Check every line below for the word "gear" and copy the ones that have it.

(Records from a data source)

-- -- --

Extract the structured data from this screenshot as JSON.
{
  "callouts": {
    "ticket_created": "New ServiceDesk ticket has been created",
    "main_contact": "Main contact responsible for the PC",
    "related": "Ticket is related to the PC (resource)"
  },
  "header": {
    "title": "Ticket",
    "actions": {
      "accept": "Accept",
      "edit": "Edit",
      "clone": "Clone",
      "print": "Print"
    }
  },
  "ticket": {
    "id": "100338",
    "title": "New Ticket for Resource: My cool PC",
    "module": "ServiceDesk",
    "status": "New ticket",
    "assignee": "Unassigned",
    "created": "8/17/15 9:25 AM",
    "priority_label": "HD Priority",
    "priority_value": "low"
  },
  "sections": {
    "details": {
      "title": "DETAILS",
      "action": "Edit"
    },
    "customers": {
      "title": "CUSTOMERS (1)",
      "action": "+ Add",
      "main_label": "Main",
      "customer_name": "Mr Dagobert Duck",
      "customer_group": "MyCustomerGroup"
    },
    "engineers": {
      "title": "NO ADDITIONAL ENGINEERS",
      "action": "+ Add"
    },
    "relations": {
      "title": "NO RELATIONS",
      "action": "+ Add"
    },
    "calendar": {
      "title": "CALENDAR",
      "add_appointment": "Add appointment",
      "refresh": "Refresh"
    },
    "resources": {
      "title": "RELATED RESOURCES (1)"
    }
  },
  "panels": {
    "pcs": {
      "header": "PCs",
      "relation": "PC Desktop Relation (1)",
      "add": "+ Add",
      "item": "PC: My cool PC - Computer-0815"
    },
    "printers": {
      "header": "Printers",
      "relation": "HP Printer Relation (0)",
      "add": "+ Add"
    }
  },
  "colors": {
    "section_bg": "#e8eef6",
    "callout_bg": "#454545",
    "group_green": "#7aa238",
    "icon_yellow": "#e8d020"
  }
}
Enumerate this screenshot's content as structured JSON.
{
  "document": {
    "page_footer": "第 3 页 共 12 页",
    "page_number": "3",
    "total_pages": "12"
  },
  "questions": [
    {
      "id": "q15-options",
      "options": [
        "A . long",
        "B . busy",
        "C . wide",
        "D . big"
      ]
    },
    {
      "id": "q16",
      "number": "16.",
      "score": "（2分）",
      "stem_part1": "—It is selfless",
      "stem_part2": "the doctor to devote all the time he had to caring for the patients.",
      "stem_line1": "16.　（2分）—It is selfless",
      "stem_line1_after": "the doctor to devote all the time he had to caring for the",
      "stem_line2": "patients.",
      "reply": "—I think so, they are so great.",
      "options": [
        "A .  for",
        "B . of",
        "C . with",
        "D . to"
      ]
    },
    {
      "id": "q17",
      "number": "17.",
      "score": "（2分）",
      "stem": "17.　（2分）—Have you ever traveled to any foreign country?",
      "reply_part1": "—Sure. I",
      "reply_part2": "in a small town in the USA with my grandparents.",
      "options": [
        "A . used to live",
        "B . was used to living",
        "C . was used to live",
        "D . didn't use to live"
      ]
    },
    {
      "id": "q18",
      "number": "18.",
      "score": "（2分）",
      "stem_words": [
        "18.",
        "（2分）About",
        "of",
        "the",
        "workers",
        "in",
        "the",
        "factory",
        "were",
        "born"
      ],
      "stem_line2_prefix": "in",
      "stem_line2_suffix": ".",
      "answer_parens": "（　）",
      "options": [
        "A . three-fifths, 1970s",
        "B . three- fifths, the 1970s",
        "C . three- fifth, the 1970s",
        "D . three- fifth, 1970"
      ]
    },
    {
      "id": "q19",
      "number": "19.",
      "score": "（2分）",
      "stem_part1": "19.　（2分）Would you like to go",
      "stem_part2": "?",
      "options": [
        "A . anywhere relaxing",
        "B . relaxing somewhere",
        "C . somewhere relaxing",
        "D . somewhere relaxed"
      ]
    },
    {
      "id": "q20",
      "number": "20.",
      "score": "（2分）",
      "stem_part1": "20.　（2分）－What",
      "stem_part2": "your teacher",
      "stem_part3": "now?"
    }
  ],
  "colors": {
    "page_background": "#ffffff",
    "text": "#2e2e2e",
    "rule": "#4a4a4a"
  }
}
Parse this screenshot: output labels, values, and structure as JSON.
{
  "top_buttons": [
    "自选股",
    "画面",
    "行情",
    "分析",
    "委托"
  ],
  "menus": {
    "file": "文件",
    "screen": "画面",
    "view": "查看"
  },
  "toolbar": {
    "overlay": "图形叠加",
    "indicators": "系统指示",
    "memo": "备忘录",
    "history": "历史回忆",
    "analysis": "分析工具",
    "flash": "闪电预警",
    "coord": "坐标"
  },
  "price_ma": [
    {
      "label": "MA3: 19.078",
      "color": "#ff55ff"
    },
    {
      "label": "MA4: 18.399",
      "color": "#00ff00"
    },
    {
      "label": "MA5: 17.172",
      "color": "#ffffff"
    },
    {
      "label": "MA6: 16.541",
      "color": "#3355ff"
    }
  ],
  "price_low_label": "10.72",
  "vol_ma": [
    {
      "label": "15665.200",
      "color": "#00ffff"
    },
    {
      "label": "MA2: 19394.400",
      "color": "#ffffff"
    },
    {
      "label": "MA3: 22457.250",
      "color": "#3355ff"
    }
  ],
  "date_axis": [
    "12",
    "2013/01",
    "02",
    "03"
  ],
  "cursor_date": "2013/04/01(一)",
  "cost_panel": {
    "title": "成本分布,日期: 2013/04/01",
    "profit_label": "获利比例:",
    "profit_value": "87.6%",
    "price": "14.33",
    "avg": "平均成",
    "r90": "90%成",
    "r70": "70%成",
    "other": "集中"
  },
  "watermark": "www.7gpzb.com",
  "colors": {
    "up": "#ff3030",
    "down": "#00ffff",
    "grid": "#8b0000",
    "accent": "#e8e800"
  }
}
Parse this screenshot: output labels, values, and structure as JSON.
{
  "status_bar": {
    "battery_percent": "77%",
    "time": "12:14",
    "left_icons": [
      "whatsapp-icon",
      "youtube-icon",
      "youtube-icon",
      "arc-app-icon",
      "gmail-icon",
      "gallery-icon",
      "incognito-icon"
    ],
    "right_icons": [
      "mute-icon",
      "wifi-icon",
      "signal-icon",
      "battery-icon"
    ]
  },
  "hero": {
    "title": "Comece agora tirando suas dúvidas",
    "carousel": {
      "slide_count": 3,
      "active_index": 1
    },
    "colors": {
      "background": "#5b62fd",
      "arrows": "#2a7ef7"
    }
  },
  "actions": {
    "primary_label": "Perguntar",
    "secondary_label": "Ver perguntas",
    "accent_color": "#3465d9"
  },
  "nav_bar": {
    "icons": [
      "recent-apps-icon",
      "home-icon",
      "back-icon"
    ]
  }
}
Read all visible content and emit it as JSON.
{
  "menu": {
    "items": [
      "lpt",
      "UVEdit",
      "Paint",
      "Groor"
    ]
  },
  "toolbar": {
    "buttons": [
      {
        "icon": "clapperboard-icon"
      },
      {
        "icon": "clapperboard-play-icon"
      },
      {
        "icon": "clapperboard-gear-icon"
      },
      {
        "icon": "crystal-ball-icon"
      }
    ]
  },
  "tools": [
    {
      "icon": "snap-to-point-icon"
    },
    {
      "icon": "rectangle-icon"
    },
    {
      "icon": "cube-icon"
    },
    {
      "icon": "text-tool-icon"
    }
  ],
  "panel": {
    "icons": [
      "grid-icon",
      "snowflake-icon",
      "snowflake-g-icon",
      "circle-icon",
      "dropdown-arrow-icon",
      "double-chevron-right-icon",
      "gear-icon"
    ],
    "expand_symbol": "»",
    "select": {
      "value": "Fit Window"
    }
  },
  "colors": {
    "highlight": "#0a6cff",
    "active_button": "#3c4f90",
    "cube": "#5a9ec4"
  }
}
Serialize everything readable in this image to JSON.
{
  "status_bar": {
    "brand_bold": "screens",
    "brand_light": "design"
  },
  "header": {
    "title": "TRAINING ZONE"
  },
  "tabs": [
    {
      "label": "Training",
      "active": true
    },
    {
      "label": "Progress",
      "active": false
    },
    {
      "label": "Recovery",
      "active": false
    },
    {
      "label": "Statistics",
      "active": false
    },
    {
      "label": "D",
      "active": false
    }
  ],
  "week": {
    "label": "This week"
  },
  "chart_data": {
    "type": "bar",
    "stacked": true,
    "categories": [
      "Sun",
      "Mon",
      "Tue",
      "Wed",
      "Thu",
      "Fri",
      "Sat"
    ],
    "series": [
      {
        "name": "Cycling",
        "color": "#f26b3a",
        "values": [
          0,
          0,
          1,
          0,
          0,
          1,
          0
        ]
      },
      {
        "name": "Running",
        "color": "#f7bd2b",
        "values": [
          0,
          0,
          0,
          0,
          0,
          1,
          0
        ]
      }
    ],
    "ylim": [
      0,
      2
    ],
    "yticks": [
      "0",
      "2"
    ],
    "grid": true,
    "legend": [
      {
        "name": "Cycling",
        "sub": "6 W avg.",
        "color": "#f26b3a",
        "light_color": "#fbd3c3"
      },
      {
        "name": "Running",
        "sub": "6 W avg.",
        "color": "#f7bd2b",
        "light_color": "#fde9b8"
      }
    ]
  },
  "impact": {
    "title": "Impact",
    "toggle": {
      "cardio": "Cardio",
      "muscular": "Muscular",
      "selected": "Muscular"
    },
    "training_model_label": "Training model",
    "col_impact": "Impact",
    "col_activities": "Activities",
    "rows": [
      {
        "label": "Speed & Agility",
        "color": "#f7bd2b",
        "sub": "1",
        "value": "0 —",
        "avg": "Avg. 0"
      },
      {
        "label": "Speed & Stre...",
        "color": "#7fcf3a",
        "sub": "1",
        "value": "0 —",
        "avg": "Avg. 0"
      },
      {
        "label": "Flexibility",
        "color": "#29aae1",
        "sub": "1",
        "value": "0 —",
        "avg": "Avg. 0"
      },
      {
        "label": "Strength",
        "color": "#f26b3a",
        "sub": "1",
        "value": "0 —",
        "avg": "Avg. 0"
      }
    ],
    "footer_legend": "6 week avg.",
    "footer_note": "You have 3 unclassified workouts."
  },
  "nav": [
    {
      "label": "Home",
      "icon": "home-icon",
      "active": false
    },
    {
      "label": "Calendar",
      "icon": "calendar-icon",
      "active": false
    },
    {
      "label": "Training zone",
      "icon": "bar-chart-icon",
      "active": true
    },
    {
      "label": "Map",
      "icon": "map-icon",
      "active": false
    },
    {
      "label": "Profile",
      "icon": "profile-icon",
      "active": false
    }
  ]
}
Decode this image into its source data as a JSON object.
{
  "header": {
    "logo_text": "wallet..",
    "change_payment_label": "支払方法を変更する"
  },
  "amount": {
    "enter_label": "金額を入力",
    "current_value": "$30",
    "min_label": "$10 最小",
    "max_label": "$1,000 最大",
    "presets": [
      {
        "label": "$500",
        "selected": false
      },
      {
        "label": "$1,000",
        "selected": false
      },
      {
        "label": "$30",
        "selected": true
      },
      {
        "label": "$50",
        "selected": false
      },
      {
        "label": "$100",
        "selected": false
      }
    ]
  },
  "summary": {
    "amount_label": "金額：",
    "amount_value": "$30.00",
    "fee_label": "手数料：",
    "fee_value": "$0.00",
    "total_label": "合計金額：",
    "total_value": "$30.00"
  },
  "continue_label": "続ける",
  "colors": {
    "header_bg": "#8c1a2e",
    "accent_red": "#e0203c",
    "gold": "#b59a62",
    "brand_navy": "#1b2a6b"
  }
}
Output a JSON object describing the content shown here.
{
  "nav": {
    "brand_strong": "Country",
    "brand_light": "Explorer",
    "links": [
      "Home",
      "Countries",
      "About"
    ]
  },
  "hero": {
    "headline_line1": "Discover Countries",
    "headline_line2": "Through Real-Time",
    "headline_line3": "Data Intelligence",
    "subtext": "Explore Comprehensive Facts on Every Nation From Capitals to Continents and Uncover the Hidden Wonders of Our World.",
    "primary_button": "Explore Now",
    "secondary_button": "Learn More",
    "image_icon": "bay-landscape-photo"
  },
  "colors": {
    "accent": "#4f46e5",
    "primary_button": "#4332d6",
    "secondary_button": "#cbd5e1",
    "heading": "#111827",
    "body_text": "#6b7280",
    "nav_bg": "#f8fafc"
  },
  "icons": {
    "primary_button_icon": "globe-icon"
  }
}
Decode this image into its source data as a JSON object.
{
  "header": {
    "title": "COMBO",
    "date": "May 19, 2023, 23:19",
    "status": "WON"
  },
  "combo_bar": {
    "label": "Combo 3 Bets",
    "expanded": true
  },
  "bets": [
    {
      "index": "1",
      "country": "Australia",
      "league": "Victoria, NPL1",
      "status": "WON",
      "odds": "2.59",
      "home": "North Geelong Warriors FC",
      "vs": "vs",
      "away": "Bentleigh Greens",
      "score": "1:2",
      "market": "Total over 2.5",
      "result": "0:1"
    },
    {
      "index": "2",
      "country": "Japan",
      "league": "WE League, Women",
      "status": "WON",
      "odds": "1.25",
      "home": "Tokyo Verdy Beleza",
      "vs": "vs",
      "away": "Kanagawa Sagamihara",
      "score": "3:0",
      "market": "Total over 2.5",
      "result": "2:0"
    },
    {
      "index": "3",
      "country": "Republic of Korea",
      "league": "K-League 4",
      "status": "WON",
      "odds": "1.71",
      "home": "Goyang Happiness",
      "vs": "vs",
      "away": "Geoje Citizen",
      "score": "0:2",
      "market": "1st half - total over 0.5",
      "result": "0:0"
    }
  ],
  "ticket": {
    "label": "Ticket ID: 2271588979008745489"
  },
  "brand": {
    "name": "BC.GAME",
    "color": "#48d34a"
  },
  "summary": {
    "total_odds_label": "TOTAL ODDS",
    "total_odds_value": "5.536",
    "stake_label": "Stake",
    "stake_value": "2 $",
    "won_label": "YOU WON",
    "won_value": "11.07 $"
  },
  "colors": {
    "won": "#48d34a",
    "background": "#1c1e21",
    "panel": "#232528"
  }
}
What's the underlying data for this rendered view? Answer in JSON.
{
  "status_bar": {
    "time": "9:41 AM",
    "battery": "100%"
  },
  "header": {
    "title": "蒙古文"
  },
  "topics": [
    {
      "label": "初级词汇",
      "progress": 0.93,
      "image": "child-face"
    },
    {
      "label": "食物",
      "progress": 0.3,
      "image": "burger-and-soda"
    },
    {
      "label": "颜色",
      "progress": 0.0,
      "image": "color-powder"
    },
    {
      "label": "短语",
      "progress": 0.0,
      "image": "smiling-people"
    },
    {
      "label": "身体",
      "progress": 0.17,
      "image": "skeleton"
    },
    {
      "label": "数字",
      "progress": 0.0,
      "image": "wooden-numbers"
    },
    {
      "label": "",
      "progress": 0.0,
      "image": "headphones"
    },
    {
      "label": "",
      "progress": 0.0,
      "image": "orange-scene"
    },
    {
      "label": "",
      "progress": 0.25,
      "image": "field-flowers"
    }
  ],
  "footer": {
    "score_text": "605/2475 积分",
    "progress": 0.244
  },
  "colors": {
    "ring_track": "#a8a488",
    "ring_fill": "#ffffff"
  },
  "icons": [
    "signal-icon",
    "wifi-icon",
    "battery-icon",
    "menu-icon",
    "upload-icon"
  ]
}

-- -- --

**Final answer:**
        "icon": "clapperboard-gear-icon"
      "gear-icon"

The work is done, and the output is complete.